Editor’s note: Mal Mixon, former chairman of Invacare Corporation and a well-known entrepreneur, will regularly share his business advice and experience with Smart Business readers. Ask him a question at [email protected] and your query could be the inspiration for his next column.
Q: I’d like to know your thoughts on the role R&D plays. What is a realistic percentage to spend on R&D? Is there a rule of thumb?
A: There’s no rule of thumb but a lot of the best medically oriented companies will spend around 10 percent. Even 12 percent in some cases is not exceedingly high.
I read an article once about the problems of sustaining R&D. When you are a CEO, frequently the new products you launch were developed with money spent by previous CEOs — because of the timeframe it takes to bring new products to market.
So you are enjoying your previous predecessor’s work. It is easy for the current CEO to cut R&D because these are longer-term dollars. If you are looking for immediate results, cut out your R&D, and it will just increase the profits by, say, 10 percent pretax. But in the long run, it will slow down new product development, and the company probably wouldn’t have the leadership later it enjoys today.
But you always want to offer something new. It generates excitement. As soon as Invacare introduced a new product, we started the design of the next model because everything can be improved. I don’t believe in the old saying that ‘If it ain’t broke, don’t fix it.’ It can be better, lighter, lower-cost, have better functionality and appearance.
When you are developing products, you really want to find the sweet spot where there is the greatest demand for the product. Sometimes an engineer will design a product that is so complicated no one will buy it. Other times the marketing department wants so many features on it that it is too expensive.

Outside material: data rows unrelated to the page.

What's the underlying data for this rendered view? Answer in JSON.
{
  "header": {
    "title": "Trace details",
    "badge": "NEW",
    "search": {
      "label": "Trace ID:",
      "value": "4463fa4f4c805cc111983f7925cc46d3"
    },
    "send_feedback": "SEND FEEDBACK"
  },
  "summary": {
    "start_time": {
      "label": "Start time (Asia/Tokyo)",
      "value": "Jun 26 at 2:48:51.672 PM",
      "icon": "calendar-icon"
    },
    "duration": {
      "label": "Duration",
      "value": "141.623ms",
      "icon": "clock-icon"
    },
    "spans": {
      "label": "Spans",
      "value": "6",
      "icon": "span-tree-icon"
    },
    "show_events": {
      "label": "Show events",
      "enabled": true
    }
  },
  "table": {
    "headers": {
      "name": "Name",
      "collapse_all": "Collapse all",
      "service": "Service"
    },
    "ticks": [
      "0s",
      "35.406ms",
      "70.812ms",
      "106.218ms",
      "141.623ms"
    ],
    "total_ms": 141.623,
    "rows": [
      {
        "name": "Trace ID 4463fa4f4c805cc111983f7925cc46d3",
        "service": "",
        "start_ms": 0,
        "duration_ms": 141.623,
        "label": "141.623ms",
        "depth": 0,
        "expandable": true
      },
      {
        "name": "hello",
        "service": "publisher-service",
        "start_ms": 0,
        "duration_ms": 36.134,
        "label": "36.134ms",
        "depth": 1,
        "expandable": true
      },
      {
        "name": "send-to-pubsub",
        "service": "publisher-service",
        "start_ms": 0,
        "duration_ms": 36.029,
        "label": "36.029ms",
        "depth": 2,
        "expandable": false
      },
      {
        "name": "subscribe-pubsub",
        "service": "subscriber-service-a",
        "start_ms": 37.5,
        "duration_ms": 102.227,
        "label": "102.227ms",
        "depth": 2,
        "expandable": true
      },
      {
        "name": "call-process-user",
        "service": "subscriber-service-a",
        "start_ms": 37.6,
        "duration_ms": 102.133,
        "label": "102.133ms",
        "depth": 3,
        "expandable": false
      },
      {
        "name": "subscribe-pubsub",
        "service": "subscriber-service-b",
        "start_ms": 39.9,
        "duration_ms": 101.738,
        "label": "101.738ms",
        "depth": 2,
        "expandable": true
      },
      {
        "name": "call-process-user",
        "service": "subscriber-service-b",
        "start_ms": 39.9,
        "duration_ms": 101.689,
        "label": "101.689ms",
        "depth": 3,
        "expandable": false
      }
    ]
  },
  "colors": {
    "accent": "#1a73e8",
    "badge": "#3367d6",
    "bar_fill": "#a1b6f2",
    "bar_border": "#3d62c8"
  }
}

So you’ve got to get both of them working together and find out what does the customer really want. You think people may pay for this feature but they may not want it.
But the essential thing is that you do have new products in the pipeline and that you do replace products.
Q: You’ve probably seen all types of sales people in your career, and I understand you started your entrepreneurship journey in sales. What’s your advice to achieve successful sales?
A: I was always delighted personally in using my ability to get an order where no one else was able to get one. It’s called ‘bearding the lion in his den’ — in the broad sense, confronting someone on his or her territory … you cut the lion’s beard off without it eating you alive.
You have to be persuasive, and you have to have good reasons for the person to buy from you. You need to be prepared for the call and deal with the reality of the situation. It may be that the person is basing his or her purchasing decisions on wrong information, as is frequently the case.
A lot of people would fear going into a messy situation or calling on a competitive account. But by taking that step, you stimulate your sales organization: if Mal can do that, I think I will try it.
Mal Mixon is the former chairman of Invacare Corporation. A complete story of Mal’s rags-to-riches journey is told in his book, “An American Journey,” published by Smart Business. It can be found at www.anamericanourneybook.com and on Amazon.com.